=== Data extract ===
*** Block opens ***
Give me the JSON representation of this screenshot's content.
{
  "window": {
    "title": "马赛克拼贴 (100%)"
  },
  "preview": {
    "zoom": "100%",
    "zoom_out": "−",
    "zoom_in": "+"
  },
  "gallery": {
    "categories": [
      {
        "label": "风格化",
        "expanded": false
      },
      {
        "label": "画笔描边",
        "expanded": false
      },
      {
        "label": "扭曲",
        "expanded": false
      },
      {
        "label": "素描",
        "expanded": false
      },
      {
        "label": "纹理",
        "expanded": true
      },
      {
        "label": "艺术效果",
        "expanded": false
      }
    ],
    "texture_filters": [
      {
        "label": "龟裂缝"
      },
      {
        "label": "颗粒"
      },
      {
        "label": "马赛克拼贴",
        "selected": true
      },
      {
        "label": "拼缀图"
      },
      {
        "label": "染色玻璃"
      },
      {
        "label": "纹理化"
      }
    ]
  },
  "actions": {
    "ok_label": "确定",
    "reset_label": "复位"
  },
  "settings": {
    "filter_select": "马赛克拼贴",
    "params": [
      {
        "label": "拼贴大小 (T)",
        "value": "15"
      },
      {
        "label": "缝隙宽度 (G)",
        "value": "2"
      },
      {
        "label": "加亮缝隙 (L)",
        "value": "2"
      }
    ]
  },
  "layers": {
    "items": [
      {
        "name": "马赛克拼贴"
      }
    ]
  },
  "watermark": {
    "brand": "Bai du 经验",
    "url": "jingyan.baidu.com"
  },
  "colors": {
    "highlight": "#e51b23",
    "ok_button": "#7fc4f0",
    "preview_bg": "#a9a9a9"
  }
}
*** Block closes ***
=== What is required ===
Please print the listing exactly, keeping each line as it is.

=== Worked solution ===
Give me the JSON representation of this screenshot's content.
{
  "window": {
    "title": "马赛克拼贴 (100%)"
  },
  "preview": {
    "zoom": "100%",
    "zoom_out": "−",
    "zoom_in": "+"
  },
  "gallery": {
    "categories": [
      {
        "label": "风格化",
        "expanded": false
      },
      {
        "label": "画笔描边",
        "expanded": false
      },
      {
        "label": "扭曲",
        "expanded": false
      },
      {
        "label": "素描",
        "expanded": false
      },
      {
        "label": "纹理",
        "expanded": true
      },
      {
        "label": "艺术效果",
        "expanded": false
      }
    ],
    "texture_filters": [
      {
        "label": "龟裂缝"
      },
      {
        "label": "颗粒"
      },
      {
        "label": "马赛克拼贴",
        "selected": true
      },
      {
        "label": "拼缀图"
      },
      {
        "label": "染色玻璃"
      },
      {
        "label": "纹理化"
      }
    ]
  },
  "actions": {
    "ok_label": "确定",
    "reset_label": "复位"
  },
  "settings": {
    "filter_select": "马赛克拼贴",
    "params": [
      {
        "label": "拼贴大小 (T)",
        "value": "15"
      },
      {
        "label": "缝隙宽度 (G)",
        "value": "2"
      },
      {
        "label": "加亮缝隙 (L)",
        "value": "2"
      }
    ]
  },
  "layers": {
    "items": [
      {
        "name": "马赛克拼贴"
      }
    ]
  },
  "watermark": {
    "brand": "Bai du 经验",
    "url": "jingyan.baidu.com"
  },
  "colors": {
    "highlight": "#e51b23",
    "ok_button": "#7fc4f0",
    "preview_bg": "#a9a9a9"
  }
}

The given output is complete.